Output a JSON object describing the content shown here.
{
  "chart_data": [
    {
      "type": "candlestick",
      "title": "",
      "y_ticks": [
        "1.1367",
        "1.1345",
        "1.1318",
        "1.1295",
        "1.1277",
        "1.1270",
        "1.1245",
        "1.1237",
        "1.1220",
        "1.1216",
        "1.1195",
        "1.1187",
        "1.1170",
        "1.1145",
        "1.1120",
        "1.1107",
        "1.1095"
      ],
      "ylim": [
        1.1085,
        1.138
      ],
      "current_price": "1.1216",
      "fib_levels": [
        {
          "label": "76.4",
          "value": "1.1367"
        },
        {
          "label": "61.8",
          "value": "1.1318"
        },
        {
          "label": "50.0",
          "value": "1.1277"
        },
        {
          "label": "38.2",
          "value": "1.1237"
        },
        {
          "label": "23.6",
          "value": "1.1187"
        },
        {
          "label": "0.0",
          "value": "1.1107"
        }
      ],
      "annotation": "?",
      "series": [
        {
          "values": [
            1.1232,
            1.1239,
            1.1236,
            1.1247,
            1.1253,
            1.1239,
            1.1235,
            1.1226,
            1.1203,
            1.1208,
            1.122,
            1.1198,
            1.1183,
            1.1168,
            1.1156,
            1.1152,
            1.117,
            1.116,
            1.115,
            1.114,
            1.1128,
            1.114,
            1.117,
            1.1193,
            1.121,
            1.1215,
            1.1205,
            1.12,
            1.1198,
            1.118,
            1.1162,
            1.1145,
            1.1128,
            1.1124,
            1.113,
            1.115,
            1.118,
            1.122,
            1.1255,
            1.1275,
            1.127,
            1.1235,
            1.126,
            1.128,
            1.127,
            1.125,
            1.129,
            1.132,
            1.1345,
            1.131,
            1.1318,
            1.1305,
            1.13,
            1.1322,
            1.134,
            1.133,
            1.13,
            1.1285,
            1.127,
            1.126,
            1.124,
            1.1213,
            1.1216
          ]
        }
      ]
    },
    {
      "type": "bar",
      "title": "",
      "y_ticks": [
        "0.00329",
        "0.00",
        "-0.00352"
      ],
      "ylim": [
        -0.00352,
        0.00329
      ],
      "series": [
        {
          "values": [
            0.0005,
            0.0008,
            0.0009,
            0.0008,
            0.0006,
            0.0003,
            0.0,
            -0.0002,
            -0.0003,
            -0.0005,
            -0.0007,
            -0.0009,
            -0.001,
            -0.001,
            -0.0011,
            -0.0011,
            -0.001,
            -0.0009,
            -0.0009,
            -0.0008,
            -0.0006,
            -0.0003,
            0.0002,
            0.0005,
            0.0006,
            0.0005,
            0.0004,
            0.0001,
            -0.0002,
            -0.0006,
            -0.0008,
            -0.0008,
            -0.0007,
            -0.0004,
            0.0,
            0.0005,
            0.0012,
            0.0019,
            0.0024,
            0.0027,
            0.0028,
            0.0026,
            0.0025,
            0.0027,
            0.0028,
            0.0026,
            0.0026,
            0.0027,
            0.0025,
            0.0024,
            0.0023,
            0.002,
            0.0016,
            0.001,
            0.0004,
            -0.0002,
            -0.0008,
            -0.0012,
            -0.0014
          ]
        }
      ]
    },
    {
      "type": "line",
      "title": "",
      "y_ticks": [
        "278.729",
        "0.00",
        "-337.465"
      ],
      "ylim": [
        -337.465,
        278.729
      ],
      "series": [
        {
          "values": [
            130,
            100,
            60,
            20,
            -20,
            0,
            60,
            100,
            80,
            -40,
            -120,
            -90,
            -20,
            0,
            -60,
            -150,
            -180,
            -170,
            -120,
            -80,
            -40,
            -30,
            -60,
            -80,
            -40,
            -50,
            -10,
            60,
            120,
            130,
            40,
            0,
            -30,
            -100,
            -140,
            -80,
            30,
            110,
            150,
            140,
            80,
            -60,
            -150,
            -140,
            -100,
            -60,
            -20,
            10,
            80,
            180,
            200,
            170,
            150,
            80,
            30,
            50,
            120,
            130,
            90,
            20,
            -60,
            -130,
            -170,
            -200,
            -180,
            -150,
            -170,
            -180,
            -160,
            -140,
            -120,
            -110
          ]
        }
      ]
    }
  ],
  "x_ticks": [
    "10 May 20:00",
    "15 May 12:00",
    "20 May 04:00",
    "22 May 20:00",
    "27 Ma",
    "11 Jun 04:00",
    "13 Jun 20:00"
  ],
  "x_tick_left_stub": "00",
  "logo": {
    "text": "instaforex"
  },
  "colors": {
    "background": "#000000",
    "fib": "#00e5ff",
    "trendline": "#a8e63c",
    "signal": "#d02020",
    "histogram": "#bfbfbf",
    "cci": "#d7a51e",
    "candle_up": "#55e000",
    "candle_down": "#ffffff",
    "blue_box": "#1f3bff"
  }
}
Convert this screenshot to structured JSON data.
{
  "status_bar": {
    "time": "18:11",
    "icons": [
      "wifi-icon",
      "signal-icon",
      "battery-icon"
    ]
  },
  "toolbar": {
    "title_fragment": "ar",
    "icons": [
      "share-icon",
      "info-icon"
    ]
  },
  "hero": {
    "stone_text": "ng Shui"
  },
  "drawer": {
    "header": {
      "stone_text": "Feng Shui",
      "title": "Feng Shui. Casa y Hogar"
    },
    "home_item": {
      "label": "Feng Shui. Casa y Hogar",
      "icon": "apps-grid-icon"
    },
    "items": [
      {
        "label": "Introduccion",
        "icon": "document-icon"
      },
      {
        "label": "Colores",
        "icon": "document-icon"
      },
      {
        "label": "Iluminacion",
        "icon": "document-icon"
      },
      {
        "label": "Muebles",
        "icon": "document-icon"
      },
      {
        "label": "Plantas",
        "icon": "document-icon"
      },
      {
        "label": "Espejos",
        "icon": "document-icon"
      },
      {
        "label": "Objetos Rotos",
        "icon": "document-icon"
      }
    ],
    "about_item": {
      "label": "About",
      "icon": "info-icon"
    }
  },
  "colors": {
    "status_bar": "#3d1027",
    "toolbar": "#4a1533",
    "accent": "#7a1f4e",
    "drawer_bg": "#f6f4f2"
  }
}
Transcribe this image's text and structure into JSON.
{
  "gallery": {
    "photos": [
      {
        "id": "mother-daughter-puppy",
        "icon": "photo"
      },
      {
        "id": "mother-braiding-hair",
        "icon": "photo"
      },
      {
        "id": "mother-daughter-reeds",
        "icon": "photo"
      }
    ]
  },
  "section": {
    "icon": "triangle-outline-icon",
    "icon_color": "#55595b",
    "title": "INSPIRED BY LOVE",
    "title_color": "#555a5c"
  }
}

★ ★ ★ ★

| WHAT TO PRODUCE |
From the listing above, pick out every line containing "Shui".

| REPLY |
    "stone_text": "ng Shui"
      "stone_text": "Feng Shui",
      "title": "Feng Shui. Casa y Hogar"
      "label": "Feng Shui. Casa y Hogar",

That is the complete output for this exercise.